Material to process:
----
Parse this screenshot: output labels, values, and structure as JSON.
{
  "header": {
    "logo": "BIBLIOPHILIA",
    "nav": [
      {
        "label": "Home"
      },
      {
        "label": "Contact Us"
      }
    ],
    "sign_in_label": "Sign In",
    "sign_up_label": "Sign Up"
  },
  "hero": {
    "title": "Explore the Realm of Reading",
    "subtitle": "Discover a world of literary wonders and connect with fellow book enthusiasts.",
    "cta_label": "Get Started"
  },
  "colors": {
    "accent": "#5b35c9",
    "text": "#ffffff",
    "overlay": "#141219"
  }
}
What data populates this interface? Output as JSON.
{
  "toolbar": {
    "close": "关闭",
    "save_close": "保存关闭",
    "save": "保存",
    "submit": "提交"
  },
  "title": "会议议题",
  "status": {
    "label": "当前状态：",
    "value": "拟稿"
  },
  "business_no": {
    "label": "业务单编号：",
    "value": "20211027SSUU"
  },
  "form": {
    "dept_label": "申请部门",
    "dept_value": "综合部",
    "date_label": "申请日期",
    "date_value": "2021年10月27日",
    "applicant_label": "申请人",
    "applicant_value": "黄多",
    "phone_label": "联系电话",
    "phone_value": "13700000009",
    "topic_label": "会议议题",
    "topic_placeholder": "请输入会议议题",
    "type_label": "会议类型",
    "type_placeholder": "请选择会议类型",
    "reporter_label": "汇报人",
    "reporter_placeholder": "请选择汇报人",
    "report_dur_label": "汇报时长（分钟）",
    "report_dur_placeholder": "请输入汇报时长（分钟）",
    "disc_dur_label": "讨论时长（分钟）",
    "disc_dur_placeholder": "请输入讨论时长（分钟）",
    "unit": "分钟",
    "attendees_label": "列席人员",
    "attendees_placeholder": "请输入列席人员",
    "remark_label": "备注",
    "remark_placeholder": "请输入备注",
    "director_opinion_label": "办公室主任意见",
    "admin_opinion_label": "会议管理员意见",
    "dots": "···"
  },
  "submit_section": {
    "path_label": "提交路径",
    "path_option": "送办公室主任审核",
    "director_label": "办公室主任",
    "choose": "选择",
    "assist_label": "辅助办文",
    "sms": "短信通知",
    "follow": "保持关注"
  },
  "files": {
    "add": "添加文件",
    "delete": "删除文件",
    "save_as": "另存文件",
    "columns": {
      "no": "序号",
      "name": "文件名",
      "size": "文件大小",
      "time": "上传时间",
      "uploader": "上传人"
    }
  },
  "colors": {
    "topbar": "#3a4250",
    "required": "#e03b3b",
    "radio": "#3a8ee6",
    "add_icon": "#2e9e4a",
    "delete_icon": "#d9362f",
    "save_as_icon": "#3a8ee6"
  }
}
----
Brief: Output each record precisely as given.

Written answer:
Parse this screenshot: output labels, values, and structure as JSON.
{
  "header": {
    "logo": "BIBLIOPHILIA",
    "nav": [
      {
        "label": "Home"
      },
      {
        "label": "Contact Us"
      }
    ],
    "sign_in_label": "Sign In",
    "sign_up_label": "Sign Up"
  },
  "hero": {
    "title": "Explore the Realm of Reading",
    "subtitle": "Discover a world of literary wonders and connect with fellow book enthusiasts.",
    "cta_label": "Get Started"
  },
  "colors": {
    "accent": "#5b35c9",
    "text": "#ffffff",
    "overlay": "#141219"
  }
}
What data populates this interface? Output as JSON.
{
  "toolbar": {
    "close": "关闭",
    "save_close": "保存关闭",
    "save": "保存",
    "submit": "提交"
  },
  "title": "会议议题",
  "status": {
    "label": "当前状态：",
    "value": "拟稿"
  },
  "business_no": {
    "label": "业务单编号：",
    "value": "20211027SSUU"
  },
  "form": {
    "dept_label": "申请部门",
    "dept_value": "综合部",
    "date_label": "申请日期",
    "date_value": "2021年10月27日",
    "applicant_label": "申请人",
    "applicant_value": "黄多",
    "phone_label": "联系电话",
    "phone_value": "13700000009",
    "topic_label": "会议议题",
    "topic_placeholder": "请输入会议议题",
    "type_label": "会议类型",
    "type_placeholder": "请选择会议类型",
    "reporter_label": "汇报人",
    "reporter_placeholder": "请选择汇报人",
    "report_dur_label": "汇报时长（分钟）",
    "report_dur_placeholder": "请输入汇报时长（分钟）",
    "disc_dur_label": "讨论时长（分钟）",
    "disc_dur_placeholder": "请输入讨论时长（分钟）",
    "unit": "分钟",
    "attendees_label": "列席人员",
    "attendees_placeholder": "请输入列席人员",
    "remark_label": "备注",
    "remark_placeholder": "请输入备注",
    "director_opinion_label": "办公室主任意见",
    "admin_opinion_label": "会议管理员意见",
    "dots": "···"
  },
  "submit_section": {
    "path_label": "提交路径",
    "path_option": "送办公室主任审核",
    "director_label": "办公室主任",
    "choose": "选择",
    "assist_label": "辅助办文",
    "sms": "短信通知",
    "follow": "保持关注"
  },
  "files": {
    "add": "添加文件",
    "delete": "删除文件",
    "save_as": "另存文件",
    "columns": {
      "no": "序号",
      "name": "文件名",
      "size": "文件大小",
      "time": "上传时间",
      "uploader": "上传人"
    }
  },
  "colors": {
    "topbar": "#3a4250",
    "required": "#e03b3b",
    "radio": "#3a8ee6",
    "add_icon": "#2e9e4a",
    "delete_icon": "#d9362f",
    "save_as_icon": "#3a8ee6"
  }
}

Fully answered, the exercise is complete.